When hubby and I go out to eat we like to try locally owned, independent restaurants in our area. Recently we have begun to realize that even the most highly recommend restaurants often aren't anything special. This week hubby gave me some insight into why we aren't easily wowed. He said, "you are a great cook and while this stuff (at restaurants) isn't bad, your food is better." How's that for a compliment!
He also made another interesting point that most Americans don't cook. They typically just heat stuff up or eat convenience meals. Most people do not prepare meals from fresh ingredients. I thought he must be right so I looked it up. Only 50% of Americans cook .
So why is it that only 50% of Americans cook? Don't get me wrong, I used to hate to cook. Honestly before I learned to cook I had no real interest in learning to cook or learning to enjoy cooking. Before I met my husband I wasn't a real cook, merely a food warmer. On occasion I made simple things like spaghetti or tacos but those meals mainly involved warming of food. We ate convenience food like frozen pizza or mac and cheese and ate out more than I would've like.
So what has changed in the past 4 years for me? I used to not know how to cook and hated cooking, now I anxiously await my new Food Network magazine, and flip through cookbooks to plan our weekly meals. For me the biggest change has been time. I can't give you more time if you are short on time but I will say if you put a little effort into learning to cook, even on the weekends when you have more time, there are a lot of quick meals that you can put on the table in under 30 minutes for those busy weekday evenings.
The other biggest change for me has been simply trying to learn. As time has passed and as I have become a better and better cook, I enjoy cooking more and more. I think this is like any skill, as you get better it is more enjoyable for you. I also like to eat yummy food so that is a good motivator.
If I can learn to cook, you can learn to cook! Here are my suggestions for getting started:
-Invest in a basic cookbook. I have a go-to cookbook for basic things, mine is the Pillsbury Complete Cookbook, Better Homes and Gardens has a good basic cookbook, anything that has been around since you were a kid is a good basic resource to have. I won't lie, this cookbook isn't going to wow you, it contains basic recipes. It is a good starting place and a good resource. If I want to make white cake from scratch, I go here first, then branch out after my basic recipe turns out well. If I want a peanut butter cookie recipe, I look here too. Any basic thing can be found here as well as cooking tips, substitutions, cooking times for meats.
-Invest in a quick meal cookbook. Two of my favorites are Rachel Ray 365 No Repeats, and Pampered Chef 29 Minutes to Dinner. Commit to trying 2 new recipes a week from the book you choose. If you don't have a lot of time during the week, cook both weekend nights to start. Your confidence will build over time.
-Menu plan. At least a little bit. I know some people are born planners (like me) and others like to do things last minute. I am not telling you that you have to plan 7 days of meals (though I find that the easiest overall) but do sit down, decide what 2 new meals you are going to try, look through your pantry see what you have, make a list of ingredients you need. Do not be intimidated by unfamiliar ingredients. Use the internet to look up the ingredient or even ask the store employees where it is located.
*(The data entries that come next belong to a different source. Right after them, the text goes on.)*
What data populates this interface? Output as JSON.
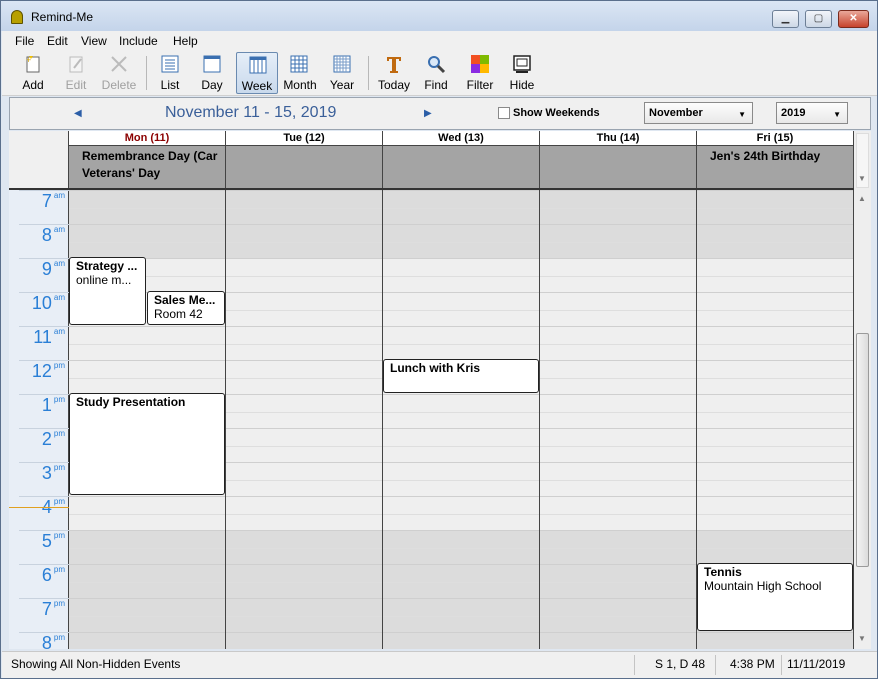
{
  "window": {
    "title": "Remind-Me"
  },
  "menu": [
    "File",
    "Edit",
    "View",
    "Include",
    "Help"
  ],
  "toolbar": {
    "add": "Add",
    "edit": "Edit",
    "delete": "Delete",
    "list": "List",
    "day": "Day",
    "week": "Week",
    "month": "Month",
    "year": "Year",
    "today": "Today",
    "find": "Find",
    "filter": "Filter",
    "hide": "Hide"
  },
  "nav": {
    "range": "November 11 - 15, 2019",
    "show_weekends": "Show Weekends",
    "month_value": "November",
    "year_value": "2019"
  },
  "days": [
    {
      "label": "Mon (11)",
      "color": "#8b0000"
    },
    {
      "label": "Tue (12)",
      "color": "#000000"
    },
    {
      "label": "Wed (13)",
      "color": "#000000"
    },
    {
      "label": "Thu (14)",
      "color": "#000000"
    },
    {
      "label": "Fri (15)",
      "color": "#000000"
    }
  ],
  "allday": {
    "mon_line1": "Remembrance Day (Car",
    "mon_line2": "Veterans' Day",
    "fri": "Jen's 24th Birthday"
  },
  "hours": [
    {
      "h": "7",
      "ap": "am"
    },
    {
      "h": "8",
      "ap": "am"
    },
    {
      "h": "9",
      "ap": "am"
    },
    {
      "h": "10",
      "ap": "am"
    },
    {
      "h": "11",
      "ap": "am"
    },
    {
      "h": "12",
      "ap": "pm"
    },
    {
      "h": "1",
      "ap": "pm"
    },
    {
      "h": "2",
      "ap": "pm"
    },
    {
      "h": "3",
      "ap": "pm"
    },
    {
      "h": "4",
      "ap": "pm"
    },
    {
      "h": "5",
      "ap": "pm"
    },
    {
      "h": "6",
      "ap": "pm"
    },
    {
      "h": "7",
      "ap": "pm"
    },
    {
      "h": "8",
      "ap": "pm"
    }
  ],
  "events": {
    "strategy": {
      "title": "Strategy ...",
      "sub": "online m..."
    },
    "sales": {
      "title": "Sales Me...",
      "sub": "Room 42"
    },
    "study": {
      "title": "Study Presentation"
    },
    "lunch": {
      "title": "Lunch with Kris"
    },
    "tennis": {
      "title": "Tennis",
      "sub": "Mountain High School"
    }
  },
  "status": {
    "text": "Showing All Non-Hidden Events",
    "count": "S 1, D 48",
    "time": "4:38 PM",
    "date": "11/11/2019"
  },
  "colors": {
    "hour_label": "#2a7fd6",
    "allday_bg": "#a4a4a4",
    "range_title": "#3a5f99",
    "today_marker": "#e0a020"
  }
}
-Do not be afraid of seasoning or spice. I know a lot of people with children are afraid to use spices in their meals. I am telling you, don't. I cook with lots of salt and pepper, jalapenos, serrano peppers, my kids eat it all. I have on occasion made my meals a little hotter than my kids prefer but guess what? It didn't kill them. In lots of other cultures children eat much spicier food and they are fine.
-When learning, it is helpful to do the preparation ahead of time. If onions and peppers needed chopped, do that ahead of time. Overall it may take a bit more time but it will help until you get the timing of the recipe down. Once you are more confident you can chop and prep while other things are cooking. The key to the quick meals is multi-tasking.
-Don't be afraid to modify. I typically start with a recipe as a base and modify things as I see fit. This won't happen at first but as you get more confident feel free to substitute or add as you see fit. It never hurts to try.
I hope that helps some of you who are unsure about cooking or not really interested in learning. If I can do it, you can do it. Just get started, start slow, and you'll be amazed how quickly you make progress. Happy cooking!